— Source data —

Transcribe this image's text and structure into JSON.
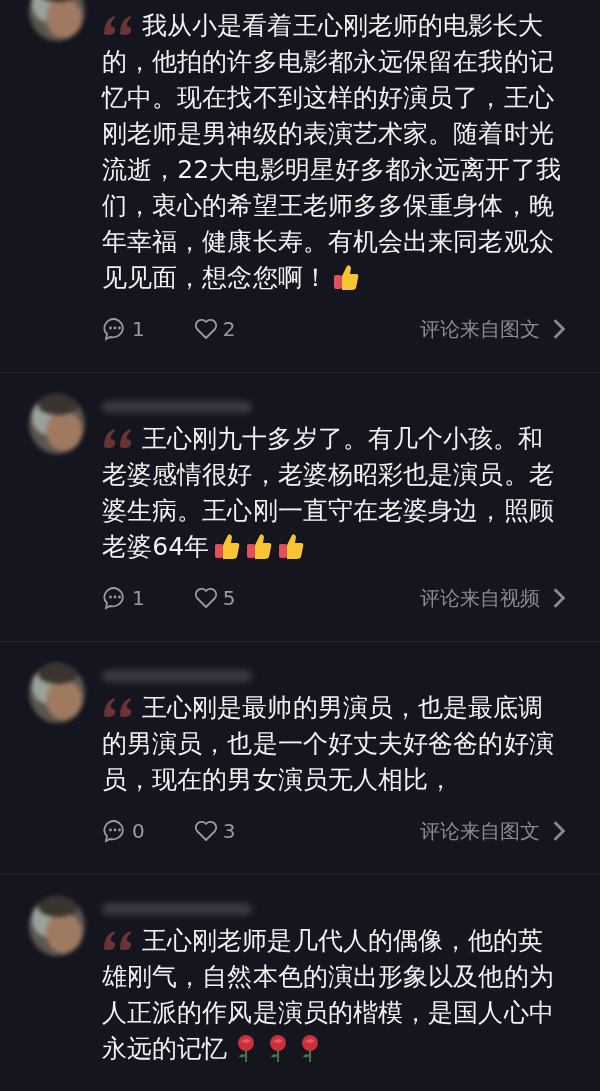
{
  "comments": [
    {
      "text": "我从小是看着王心刚老师的电影长大的，他拍的许多电影都永远保留在我的记忆中。现在找不到这样的好演员了，王心刚老师是男神级的表演艺术家。随着时光流逝，22大电影明星好多都永远离开了我们，衷心的希望王老师多多保重身体，晚年幸福，健康长寿。有机会出来同老观众见见面，想念您啊！",
      "emojis": [
        {
          "kind": "thumbs_up"
        }
      ],
      "replies": "1",
      "likes": "2",
      "source": "评论来自图文"
    },
    {
      "blurred_name": true,
      "text": "王心刚九十多岁了。有几个小孩。和老婆感情很好，老婆杨昭彩也是演员。老婆生病。王心刚一直守在老婆身边，照顾老婆64年",
      "emojis": [
        {
          "kind": "thumbs_up"
        },
        {
          "kind": "thumbs_up"
        },
        {
          "kind": "thumbs_up"
        }
      ],
      "replies": "1",
      "likes": "5",
      "source": "评论来自视频"
    },
    {
      "blurred_name": true,
      "text": "王心刚是最帅的男演员，也是最底调的男演员，也是一个好丈夫好爸爸的好演员，现在的男女演员无人相比，",
      "replies": "0",
      "likes": "3",
      "source": "评论来自图文"
    },
    {
      "blurred_name": true,
      "text": "王心刚老师是几代人的偶像，他的英雄刚气，自然本色的演出形象以及他的为人正派的作风是演员的楷模，是国人心中永远的记忆",
      "emojis": [
        {
          "kind": "rose"
        },
        {
          "kind": "rose"
        },
        {
          "kind": "rose"
        }
      ]
    }
  ]
}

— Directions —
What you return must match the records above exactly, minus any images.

— Solution to this problem —
Transcribe this image's text and structure into JSON.
{
  "comments": [
    {
      "text": "我从小是看着王心刚老师的电影长大的，他拍的许多电影都永远保留在我的记忆中。现在找不到这样的好演员了，王心刚老师是男神级的表演艺术家。随着时光流逝，22大电影明星好多都永远离开了我们，衷心的希望王老师多多保重身体，晚年幸福，健康长寿。有机会出来同老观众见见面，想念您啊！",
      "emojis": [
        {
          "kind": "thumbs_up"
        }
      ],
      "replies": "1",
      "likes": "2",
      "source": "评论来自图文"
    },
    {
      "blurred_name": true,
      "text": "王心刚九十多岁了。有几个小孩。和老婆感情很好，老婆杨昭彩也是演员。老婆生病。王心刚一直守在老婆身边，照顾老婆64年",
      "emojis": [
        {
          "kind": "thumbs_up"
        },
        {
          "kind": "thumbs_up"
        },
        {
          "kind": "thumbs_up"
        }
      ],
      "replies": "1",
      "likes": "5",
      "source": "评论来自视频"
    },
    {
      "blurred_name": true,
      "text": "王心刚是最帅的男演员，也是最底调的男演员，也是一个好丈夫好爸爸的好演员，现在的男女演员无人相比，",
      "replies": "0",
      "likes": "3",
      "source": "评论来自图文"
    },
    {
      "blurred_name": true,
      "text": "王心刚老师是几代人的偶像，他的英雄刚气，自然本色的演出形象以及他的为人正派的作风是演员的楷模，是国人心中永远的记忆",
      "emojis": [
        {
          "kind": "rose"
        },
        {
          "kind": "rose"
        },
        {
          "kind": "rose"
        }
      ]
    }
  ]
}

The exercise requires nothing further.